- GIVEN INFORMATION:
══════════════════════════════
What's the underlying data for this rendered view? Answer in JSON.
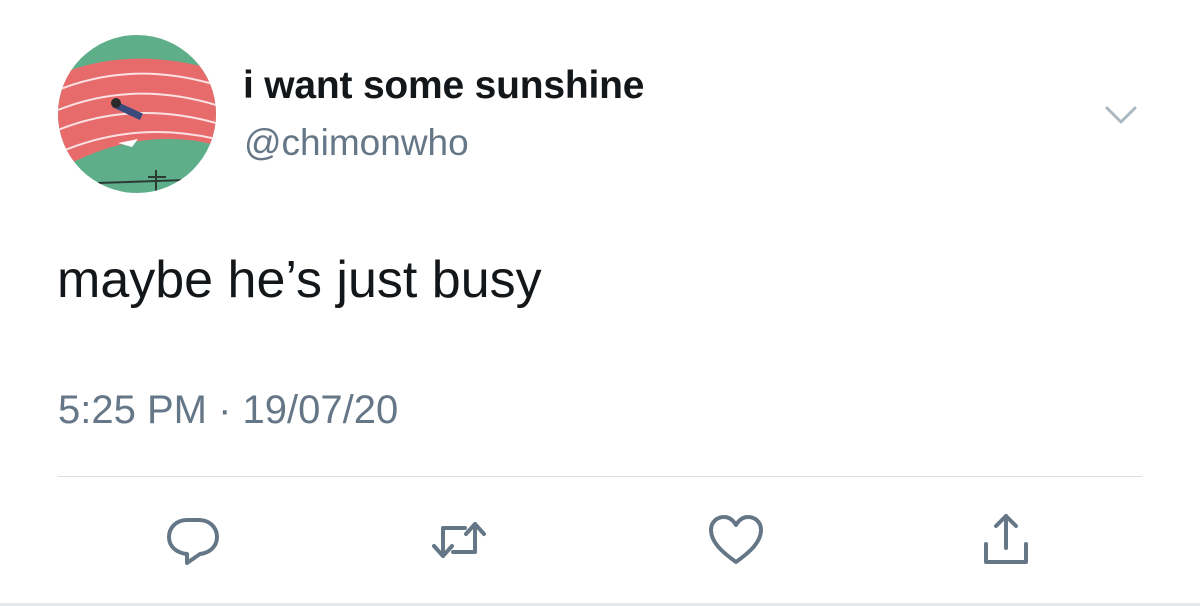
{
  "tweet": {
    "display_name": "i want some sunshine",
    "handle": "@chimonwho",
    "text": "maybe he’s just busy",
    "timestamp": "5:25 PM · 19/07/20"
  },
  "icons": {
    "avatar": "avatar-photo-running-track",
    "more": "chevron-down-icon",
    "reply": "reply-icon",
    "retweet": "retweet-icon",
    "like": "heart-icon",
    "share": "share-icon"
  },
  "colors": {
    "text_primary": "#14171a",
    "text_secondary": "#657786",
    "icon": "#657786",
    "divider": "#d9dee3"
  }
}
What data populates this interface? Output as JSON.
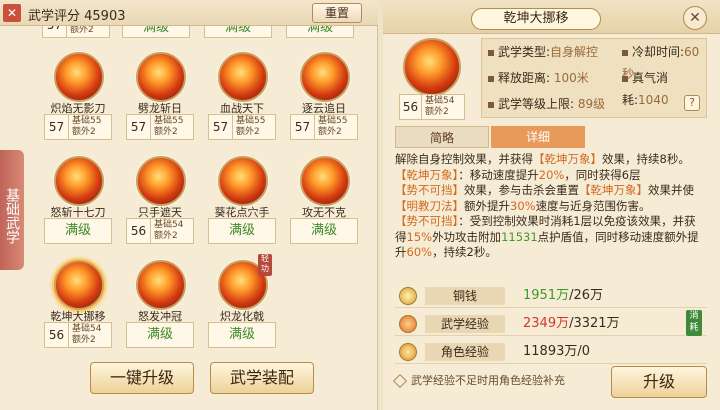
{
  "left": {
    "score_label": "武学评分 45903",
    "reset_label": "重置",
    "side_tab": "基础武学",
    "skills": [
      {
        "name": "炽焰无影刀",
        "level": "57",
        "b1": "基础55",
        "b2": "额外2",
        "maxed": ""
      },
      {
        "name": "劈龙斩日",
        "level": "57",
        "b1": "基础55",
        "b2": "额外2",
        "maxed": ""
      },
      {
        "name": "血战天下",
        "level": "57",
        "b1": "基础55",
        "b2": "额外2",
        "maxed": ""
      },
      {
        "name": "逐云追日",
        "level": "57",
        "b1": "基础55",
        "b2": "额外2",
        "maxed": ""
      },
      {
        "name": "怒斩十七刀",
        "level": "",
        "b1": "",
        "b2": "",
        "maxed": "满级"
      },
      {
        "name": "只手遮天",
        "level": "56",
        "b1": "基础54",
        "b2": "额外2",
        "maxed": ""
      },
      {
        "name": "葵花点穴手",
        "level": "",
        "b1": "",
        "b2": "",
        "maxed": "满级"
      },
      {
        "name": "攻无不克",
        "level": "",
        "b1": "",
        "b2": "",
        "maxed": "满级"
      },
      {
        "name": "乾坤大挪移",
        "level": "56",
        "b1": "基础54",
        "b2": "额外2",
        "maxed": ""
      },
      {
        "name": "怒发冲冠",
        "level": "",
        "b1": "",
        "b2": "",
        "maxed": "满级"
      },
      {
        "name": "炽龙化戟",
        "level": "",
        "b1": "",
        "b2": "",
        "maxed": "满级",
        "badge": "轻功"
      }
    ],
    "top_partial": {
      "a": "57",
      "b": "额外2",
      "c": "满级",
      "d": "满级",
      "e": "满级"
    },
    "btn_upgrade_all": "一键升级",
    "btn_equip": "武学装配"
  },
  "right": {
    "title": "乾坤大挪移",
    "level": "56",
    "b1": "基础54",
    "b2": "额外2",
    "type_label": "武学类型:",
    "type_val": "自身解控",
    "cd_label": "冷却时间:",
    "cd_val": "60秒",
    "range_label": "释放距离:",
    "range_val": "100米",
    "mp_label": "真气消耗:",
    "mp_val": "1040",
    "cap_label": "武学等级上限:",
    "cap_val": "89级",
    "tab_brief": "简略",
    "tab_detail": "详细",
    "desc1": "解除自身控制效果，并获得",
    "desc1o": "【乾坤万象】",
    "desc1b": "效果，持续8秒。",
    "desc2o": "【乾坤万象】",
    "desc2a": "：移动速度提升",
    "desc2v": "20%",
    "desc2b": "，同时获得6层",
    "desc2o2": "【势不可挡】",
    "desc2c": "效果，参与击杀会重置",
    "desc2o3": "【乾坤万象】",
    "desc2d": "效果并使",
    "desc2o4": "【明教刀法】",
    "desc2e": "额外提升",
    "desc2v2": "30%",
    "desc2f": "速度与近身范围伤害。",
    "desc3o": "【势不可挡】",
    "desc3a": "：受到控制效果时消耗1层以免疫该效果，并获得",
    "desc3v": "15%",
    "desc3b": "外功攻击附加",
    "desc3v2": "11531",
    "desc3c": "点护盾值，同时移动速度额外提升",
    "desc3v3": "60%",
    "desc3d": "，持续2秒。",
    "cost": [
      {
        "name": "铜钱",
        "val_a": "1951万",
        "val_b": "/26万",
        "color": "#3e9a2a"
      },
      {
        "name": "武学经验",
        "val_a": "2349万",
        "val_b": "/3321万",
        "color": "#d03a2a"
      },
      {
        "name": "角色经验",
        "val_a": "11893万",
        "val_b": "/0",
        "color": "#3a2a1a"
      }
    ],
    "consume_badge": "消耗",
    "note": "武学经验不足时用角色经验补充",
    "upgrade_btn": "升级"
  }
}
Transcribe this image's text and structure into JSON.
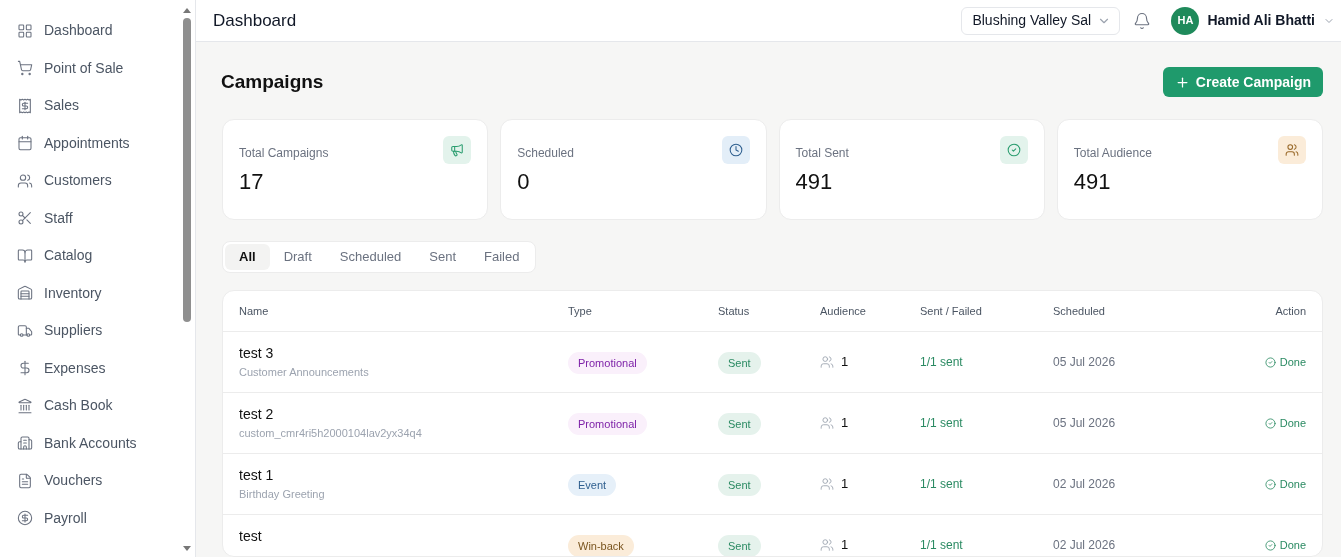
{
  "sidebar": {
    "items": [
      {
        "label": "Dashboard"
      },
      {
        "label": "Point of Sale"
      },
      {
        "label": "Sales"
      },
      {
        "label": "Appointments"
      },
      {
        "label": "Customers"
      },
      {
        "label": "Staff"
      },
      {
        "label": "Catalog"
      },
      {
        "label": "Inventory"
      },
      {
        "label": "Suppliers"
      },
      {
        "label": "Expenses"
      },
      {
        "label": "Cash Book"
      },
      {
        "label": "Bank Accounts"
      },
      {
        "label": "Vouchers"
      },
      {
        "label": "Payroll"
      }
    ]
  },
  "header": {
    "title": "Dashboard",
    "branch": "Blushing Valley Sal",
    "user": {
      "initials": "HA",
      "name": "Hamid Ali Bhatti"
    }
  },
  "page": {
    "title": "Campaigns",
    "create_button": "Create Campaign"
  },
  "stats": [
    {
      "label": "Total Campaigns",
      "value": "17",
      "kind": "megaphone"
    },
    {
      "label": "Scheduled",
      "value": "0",
      "kind": "clock"
    },
    {
      "label": "Total Sent",
      "value": "491",
      "kind": "check"
    },
    {
      "label": "Total Audience",
      "value": "491",
      "kind": "users"
    }
  ],
  "tabs": [
    {
      "label": "All",
      "selected": true
    },
    {
      "label": "Draft",
      "selected": false
    },
    {
      "label": "Scheduled",
      "selected": false
    },
    {
      "label": "Sent",
      "selected": false
    },
    {
      "label": "Failed",
      "selected": false
    }
  ],
  "table": {
    "columns": [
      "Name",
      "Type",
      "Status",
      "Audience",
      "Sent / Failed",
      "Scheduled",
      "Action"
    ],
    "rows": [
      {
        "name": "test 3",
        "template": "Customer Announcements",
        "type": {
          "label": "Promotional",
          "kind": "promotional"
        },
        "status": "Sent",
        "audience": "1",
        "sent_failed": "1/1 sent",
        "scheduled": "05 Jul 2026",
        "action": "Done"
      },
      {
        "name": "test 2",
        "template": "custom_cmr4ri5h2000104lav2yx34q4",
        "type": {
          "label": "Promotional",
          "kind": "promotional"
        },
        "status": "Sent",
        "audience": "1",
        "sent_failed": "1/1 sent",
        "scheduled": "05 Jul 2026",
        "action": "Done"
      },
      {
        "name": "test 1",
        "template": "Birthday Greeting",
        "type": {
          "label": "Event",
          "kind": "event"
        },
        "status": "Sent",
        "audience": "1",
        "sent_failed": "1/1 sent",
        "scheduled": "02 Jul 2026",
        "action": "Done"
      },
      {
        "name": "test",
        "type": {
          "label": "Win-back",
          "kind": "winback"
        },
        "status": "Sent",
        "audience": "1",
        "sent_failed": "1/1 sent",
        "scheduled": "02 Jul 2026",
        "action": "Done"
      }
    ]
  }
}
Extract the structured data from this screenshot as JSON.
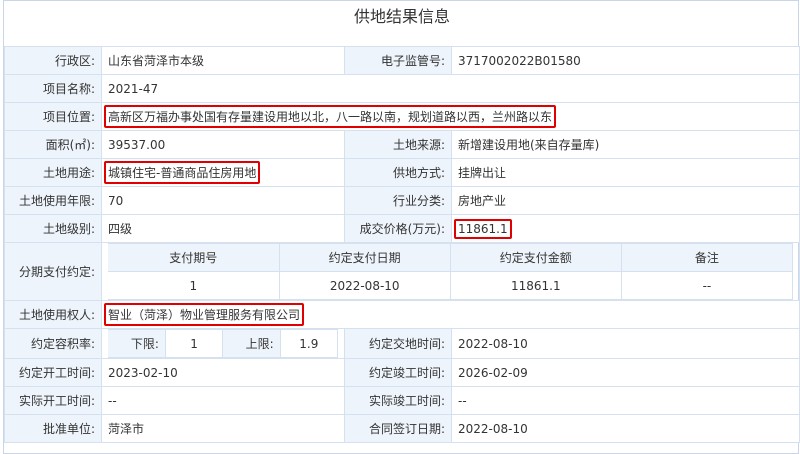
{
  "title": "供地结果信息",
  "rows": {
    "district": {
      "label": "行政区:",
      "value": "山东省菏泽市本级"
    },
    "supervision_no": {
      "label": "电子监管号:",
      "value": "3717002022B01580"
    },
    "project_name": {
      "label": "项目名称:",
      "value": "2021-47"
    },
    "project_location": {
      "label": "项目位置:",
      "value": "高新区万福办事处国有存量建设用地以北，八一路以南，规划道路以西，兰州路以东"
    },
    "area": {
      "label": "面积(㎡):",
      "value": "39537.00"
    },
    "land_source": {
      "label": "土地来源:",
      "value": "新增建设用地(来自存量库)"
    },
    "land_use": {
      "label": "土地用途:",
      "value": "城镇住宅-普通商品住房用地"
    },
    "supply_method": {
      "label": "供地方式:",
      "value": "挂牌出让"
    },
    "use_years": {
      "label": "土地使用年限:",
      "value": "70"
    },
    "industry": {
      "label": "行业分类:",
      "value": "房地产业"
    },
    "land_level": {
      "label": "土地级别:",
      "value": "四级"
    },
    "price": {
      "label": "成交价格(万元):",
      "value": "11861.1"
    },
    "installments": {
      "label": "分期支付约定:",
      "headers": [
        "支付期号",
        "约定支付日期",
        "约定支付金额",
        "备注"
      ],
      "rows": [
        [
          "1",
          "2022-08-10",
          "11861.1",
          "--"
        ]
      ]
    },
    "land_user": {
      "label": "土地使用权人:",
      "value": "智业（菏泽）物业管理服务有限公司"
    },
    "plot_ratio": {
      "label": "约定容积率:",
      "lower_label": "下限:",
      "lower": "1",
      "upper_label": "上限:",
      "upper": "1.9"
    },
    "delivery_time": {
      "label": "约定交地时间:",
      "value": "2022-08-10"
    },
    "start_time": {
      "label": "约定开工时间:",
      "value": "2023-02-10"
    },
    "completion_time": {
      "label": "约定竣工时间:",
      "value": "2026-02-09"
    },
    "actual_start": {
      "label": "实际开工时间:",
      "value": "--"
    },
    "actual_completion": {
      "label": "实际竣工时间:",
      "value": "--"
    },
    "approval_unit": {
      "label": "批准单位:",
      "value": "菏泽市"
    },
    "contract_date": {
      "label": "合同签订日期:",
      "value": "2022-08-10"
    }
  },
  "colors": {
    "label_bg": "#eef4fb",
    "border": "#d6e1ef",
    "highlight": "#e00000"
  }
}
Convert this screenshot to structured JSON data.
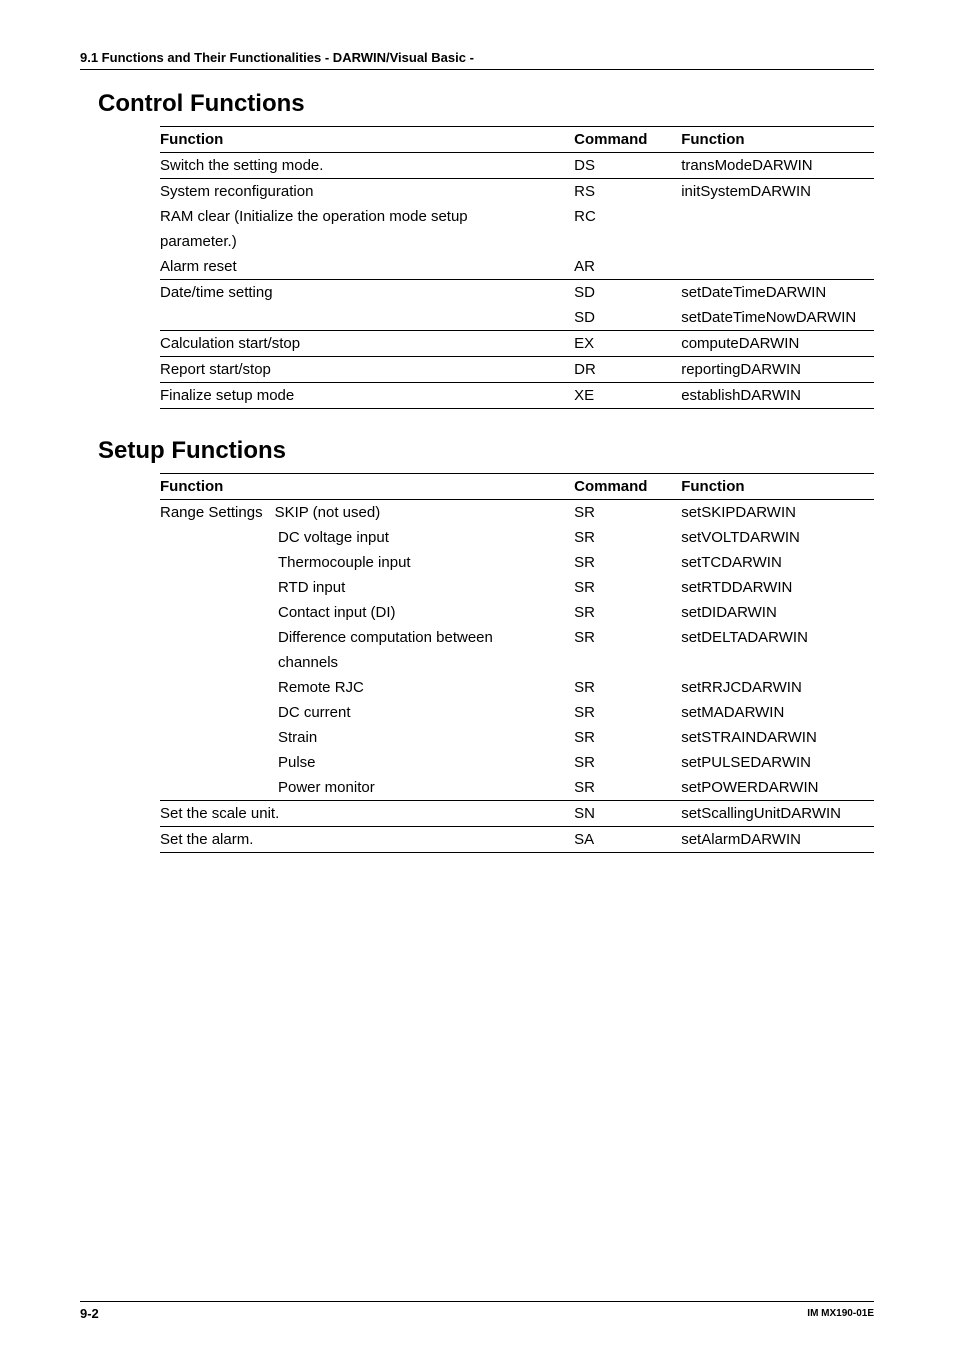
{
  "header": {
    "line": "9.1  Functions and Their Functionalities - DARWIN/Visual Basic -"
  },
  "section1": {
    "title": "Control Functions",
    "cols": {
      "c1": "Function",
      "c2": "Command",
      "c3": "Function"
    },
    "rows": [
      {
        "f": "Switch the setting mode.",
        "c": "DS",
        "fn": "transModeDARWIN",
        "sep": true
      },
      {
        "f": "System reconfiguration",
        "c": "RS",
        "fn": "initSystemDARWIN",
        "sep": true
      },
      {
        "f": "RAM clear (Initialize the operation mode setup",
        "c": "RC",
        "fn": ""
      },
      {
        "f": "parameter.)",
        "c": "",
        "fn": ""
      },
      {
        "f": "Alarm reset",
        "c": "AR",
        "fn": ""
      },
      {
        "f": "Date/time setting",
        "c": "SD",
        "fn": "setDateTimeDARWIN",
        "sep": true
      },
      {
        "f": "",
        "c": "SD",
        "fn": "setDateTimeNowDARWIN"
      },
      {
        "f": "Calculation start/stop",
        "c": "EX",
        "fn": "computeDARWIN",
        "sep": true
      },
      {
        "f": "Report start/stop",
        "c": "DR",
        "fn": "reportingDARWIN",
        "sep": true
      },
      {
        "f": "Finalize setup mode",
        "c": "XE",
        "fn": "establishDARWIN",
        "sep": true,
        "last": true
      }
    ]
  },
  "section2": {
    "title": "Setup Functions",
    "cols": {
      "c1": "Function",
      "c2": "Command",
      "c3": "Function"
    },
    "rows": [
      {
        "f1": "Range Settings",
        "f2": "SKIP (not used)",
        "c": "SR",
        "fn": "setSKIPDARWIN",
        "sep": true
      },
      {
        "f1": "",
        "f2": "DC voltage input",
        "c": "SR",
        "fn": "setVOLTDARWIN"
      },
      {
        "f1": "",
        "f2": "Thermocouple input",
        "c": "SR",
        "fn": "setTCDARWIN"
      },
      {
        "f1": "",
        "f2": "RTD input",
        "c": "SR",
        "fn": "setRTDDARWIN"
      },
      {
        "f1": "",
        "f2": "Contact input (DI)",
        "c": "SR",
        "fn": "setDIDARWIN"
      },
      {
        "f1": "",
        "f2": "Difference computation between",
        "c": "SR",
        "fn": "setDELTADARWIN"
      },
      {
        "f1": "",
        "f2": "channels",
        "c": "",
        "fn": ""
      },
      {
        "f1": "",
        "f2": "Remote RJC",
        "c": "SR",
        "fn": "setRRJCDARWIN"
      },
      {
        "f1": "",
        "f2": "DC current",
        "c": "SR",
        "fn": "setMADARWIN"
      },
      {
        "f1": "",
        "f2": "Strain",
        "c": "SR",
        "fn": "setSTRAINDARWIN"
      },
      {
        "f1": "",
        "f2": "Pulse",
        "c": "SR",
        "fn": "setPULSEDARWIN"
      },
      {
        "f1": "",
        "f2": "Power monitor",
        "c": "SR",
        "fn": "setPOWERDARWIN"
      },
      {
        "f1": "Set the scale unit.",
        "f2": "",
        "c": "SN",
        "fn": "setScallingUnitDARWIN",
        "sep": true
      },
      {
        "f1": "Set the alarm.",
        "f2": "",
        "c": "SA",
        "fn": "setAlarmDARWIN",
        "sep": true,
        "last": true
      }
    ]
  },
  "footer": {
    "page": "9-2",
    "doc": "IM MX190-01E"
  }
}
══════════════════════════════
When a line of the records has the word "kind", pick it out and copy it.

- PROBLEM SOLUTION:
      "kind": "megaphone"
      "kind": "clock"
      "kind": "check"
      "kind": "users"
          "kind": "promotional"
          "kind": "promotional"
          "kind": "event"
          "kind": "winback"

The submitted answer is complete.